1. At the shareholders meeting in 2016, Elon Musk presented the Tesla factory as ‘the machine that makes the machine’. He referred to this machine-making machine in the context of Tesla's manufacturing plant that would not need much human involvement. The goal was to produce cars by using smart robots and with as few employees as possible in the assembly line. However, the production of these cars incurred serious delays. In 2018, Elon Musk had to admit that he had relied too much on the capabilities of robots and that ‘humans are underrated’. Another example of underestimating human input in robotised work environments is the robotic production of Adidas shoes. The company had to shut down these factories after two years because the robots could not meet the requirements of the flexible production rate. It was more difficult to retrain than to rely on human workers instead.

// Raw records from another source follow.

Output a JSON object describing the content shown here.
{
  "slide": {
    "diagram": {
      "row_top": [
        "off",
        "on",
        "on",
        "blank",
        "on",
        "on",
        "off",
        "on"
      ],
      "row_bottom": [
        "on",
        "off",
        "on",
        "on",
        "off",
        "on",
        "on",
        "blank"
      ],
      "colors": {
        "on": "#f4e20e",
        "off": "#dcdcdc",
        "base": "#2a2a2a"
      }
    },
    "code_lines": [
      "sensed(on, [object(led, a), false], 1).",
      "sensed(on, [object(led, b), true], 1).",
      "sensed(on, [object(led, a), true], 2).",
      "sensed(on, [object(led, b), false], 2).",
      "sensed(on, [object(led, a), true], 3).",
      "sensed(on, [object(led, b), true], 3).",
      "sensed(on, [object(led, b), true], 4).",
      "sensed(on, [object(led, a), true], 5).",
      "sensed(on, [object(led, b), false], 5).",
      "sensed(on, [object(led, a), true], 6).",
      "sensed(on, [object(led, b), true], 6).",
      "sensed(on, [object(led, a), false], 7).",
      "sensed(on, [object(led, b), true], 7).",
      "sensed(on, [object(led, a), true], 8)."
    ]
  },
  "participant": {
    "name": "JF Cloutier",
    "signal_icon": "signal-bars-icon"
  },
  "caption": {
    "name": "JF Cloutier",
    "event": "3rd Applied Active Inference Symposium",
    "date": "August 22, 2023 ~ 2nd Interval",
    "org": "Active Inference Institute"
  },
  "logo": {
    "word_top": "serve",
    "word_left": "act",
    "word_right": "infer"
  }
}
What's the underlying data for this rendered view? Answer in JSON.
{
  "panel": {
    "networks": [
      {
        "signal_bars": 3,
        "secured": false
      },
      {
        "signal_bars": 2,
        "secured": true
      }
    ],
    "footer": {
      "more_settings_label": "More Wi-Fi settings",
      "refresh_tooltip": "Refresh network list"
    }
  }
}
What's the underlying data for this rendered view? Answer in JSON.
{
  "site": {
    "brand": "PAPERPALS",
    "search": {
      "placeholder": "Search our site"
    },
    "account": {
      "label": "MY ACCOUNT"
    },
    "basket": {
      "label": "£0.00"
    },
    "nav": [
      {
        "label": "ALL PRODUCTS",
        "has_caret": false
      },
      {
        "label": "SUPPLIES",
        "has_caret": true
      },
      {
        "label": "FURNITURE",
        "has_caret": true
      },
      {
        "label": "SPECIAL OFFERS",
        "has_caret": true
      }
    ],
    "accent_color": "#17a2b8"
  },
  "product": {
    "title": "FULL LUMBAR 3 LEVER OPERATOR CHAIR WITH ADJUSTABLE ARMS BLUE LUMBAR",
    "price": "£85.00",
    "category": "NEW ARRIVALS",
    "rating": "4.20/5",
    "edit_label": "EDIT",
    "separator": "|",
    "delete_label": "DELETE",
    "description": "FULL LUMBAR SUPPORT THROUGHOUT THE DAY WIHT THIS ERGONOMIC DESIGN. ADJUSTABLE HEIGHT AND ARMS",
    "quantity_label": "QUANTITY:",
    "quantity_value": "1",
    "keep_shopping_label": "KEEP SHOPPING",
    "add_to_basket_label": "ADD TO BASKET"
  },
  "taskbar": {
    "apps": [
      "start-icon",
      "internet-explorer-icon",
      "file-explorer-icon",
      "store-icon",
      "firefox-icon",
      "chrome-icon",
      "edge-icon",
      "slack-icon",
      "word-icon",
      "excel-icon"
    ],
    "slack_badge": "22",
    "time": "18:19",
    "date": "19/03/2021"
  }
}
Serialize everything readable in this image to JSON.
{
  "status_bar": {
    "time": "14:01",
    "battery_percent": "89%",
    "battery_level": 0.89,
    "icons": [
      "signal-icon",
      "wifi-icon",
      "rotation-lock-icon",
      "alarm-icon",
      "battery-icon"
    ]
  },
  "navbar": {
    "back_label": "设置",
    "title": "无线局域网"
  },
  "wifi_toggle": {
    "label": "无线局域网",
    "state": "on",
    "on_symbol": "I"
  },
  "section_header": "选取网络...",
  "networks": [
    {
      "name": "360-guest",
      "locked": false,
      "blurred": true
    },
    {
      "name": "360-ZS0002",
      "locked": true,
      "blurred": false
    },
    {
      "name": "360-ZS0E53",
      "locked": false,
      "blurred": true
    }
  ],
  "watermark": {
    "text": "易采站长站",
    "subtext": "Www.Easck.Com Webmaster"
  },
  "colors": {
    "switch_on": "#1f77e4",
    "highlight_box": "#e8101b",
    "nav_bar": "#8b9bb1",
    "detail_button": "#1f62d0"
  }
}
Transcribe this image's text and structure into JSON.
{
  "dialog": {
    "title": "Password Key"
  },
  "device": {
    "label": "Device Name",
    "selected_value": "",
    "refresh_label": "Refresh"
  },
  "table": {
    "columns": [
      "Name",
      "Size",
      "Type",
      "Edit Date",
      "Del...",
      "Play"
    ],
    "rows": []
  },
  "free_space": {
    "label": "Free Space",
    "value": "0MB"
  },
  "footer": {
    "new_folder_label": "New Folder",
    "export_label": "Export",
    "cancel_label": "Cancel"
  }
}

2. These examples express the idea of the so-called ‘Dark Factory’, which refers to manufacturing plants using intelligent machines and systems that require hardly any involvement of human operators. This would lead to a factory that can operate in the dark without any lights. However, the examples mentioned above show that human workers are still needed in these robotised work environments. This is taken as guiding principle throughout this entire chapter. When it comes to robots that replace human workers, this chapter argues that fully automated working environments cannot be created with the current technological capabilities of robots. On the contrary, robots will perform only a part of the tasks of human workers. Therefore, human workers and robots will have to work more closely together. This will have an impact on the relationship between them. As will be discussed below, this evolving humanrobot relationship will change the working conditions for workers and will affect the employment relationship.
3. This chapter does not disregard the fact that robots have been part of manufacturing plants for several decades. Nevertheless, it will be argued that the view of the robot in the workplace as a huge robot arm in the assembly line will soon become outdated or might already be outdated.